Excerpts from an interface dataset
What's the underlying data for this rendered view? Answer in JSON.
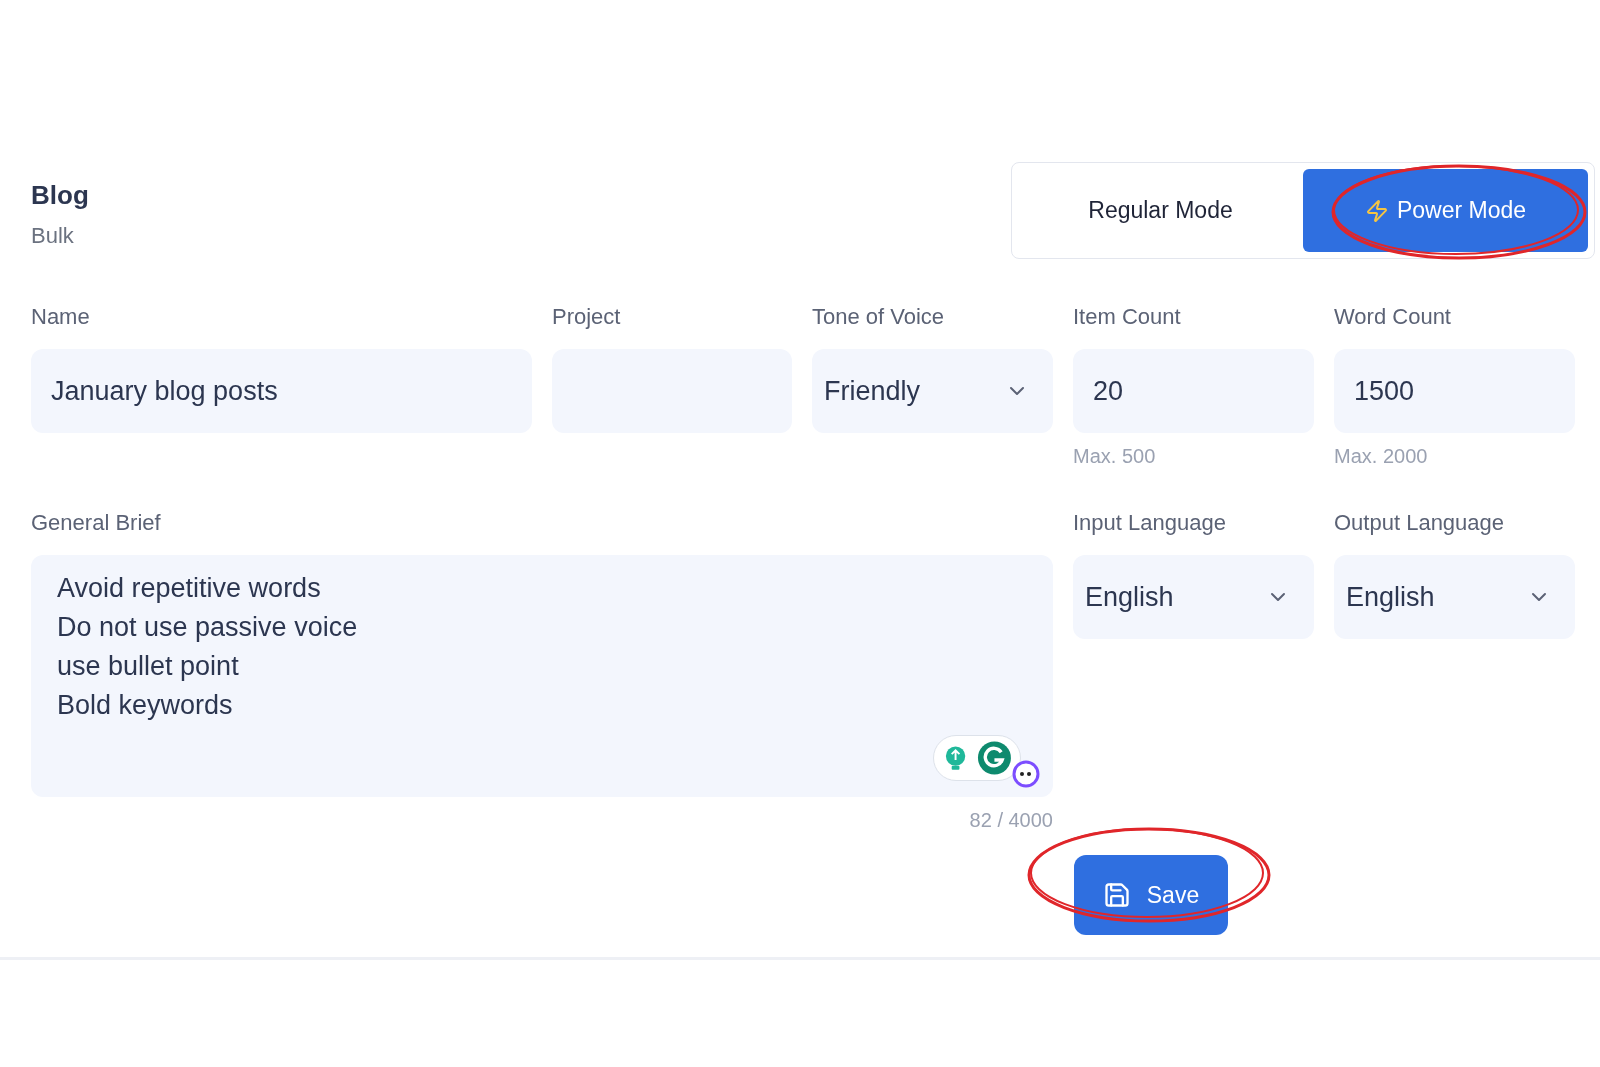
{
  "header": {
    "title": "Blog",
    "subtitle": "Bulk"
  },
  "modes": [
    {
      "label": "Regular Mode",
      "selected": false
    },
    {
      "label": "Power Mode",
      "selected": true
    }
  ],
  "fields": [
    {
      "kind": "text",
      "label": "Name",
      "value": "January blog posts"
    },
    {
      "kind": "text",
      "label": "Project"
    },
    {
      "kind": "select",
      "label": "Tone of Voice",
      "value": "Friendly"
    },
    {
      "kind": "text",
      "label": "Item Count",
      "value": "20",
      "hint": "Max. 500"
    },
    {
      "kind": "text",
      "label": "Word Count",
      "value": "1500",
      "hint": "Max. 2000"
    }
  ],
  "brief": {
    "label": "General Brief",
    "lines": [
      "Avoid repetitive words",
      "Do not use passive voice",
      "use bullet point",
      "Bold keywords"
    ],
    "counter": "82 / 4000"
  },
  "languages": [
    {
      "kind": "select",
      "label": "Input Language",
      "value": "English"
    },
    {
      "kind": "select",
      "label": "Output Language",
      "value": "English"
    }
  ],
  "save": {
    "label": "Save"
  }
}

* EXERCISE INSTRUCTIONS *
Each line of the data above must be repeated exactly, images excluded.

* EXPECTED OUTPUT *
What's the underlying data for this rendered view? Answer in JSON.
{
  "header": {
    "title": "Blog",
    "subtitle": "Bulk"
  },
  "modes": [
    {
      "label": "Regular Mode",
      "selected": false
    },
    {
      "label": "Power Mode",
      "selected": true
    }
  ],
  "fields": [
    {
      "kind": "text",
      "label": "Name",
      "value": "January blog posts"
    },
    {
      "kind": "text",
      "label": "Project"
    },
    {
      "kind": "select",
      "label": "Tone of Voice",
      "value": "Friendly"
    },
    {
      "kind": "text",
      "label": "Item Count",
      "value": "20",
      "hint": "Max. 500"
    },
    {
      "kind": "text",
      "label": "Word Count",
      "value": "1500",
      "hint": "Max. 2000"
    }
  ],
  "brief": {
    "label": "General Brief",
    "lines": [
      "Avoid repetitive words",
      "Do not use passive voice",
      "use bullet point",
      "Bold keywords"
    ],
    "counter": "82 / 4000"
  },
  "languages": [
    {
      "kind": "select",
      "label": "Input Language",
      "value": "English"
    },
    {
      "kind": "select",
      "label": "Output Language",
      "value": "English"
    }
  ],
  "save": {
    "label": "Save"
  }
}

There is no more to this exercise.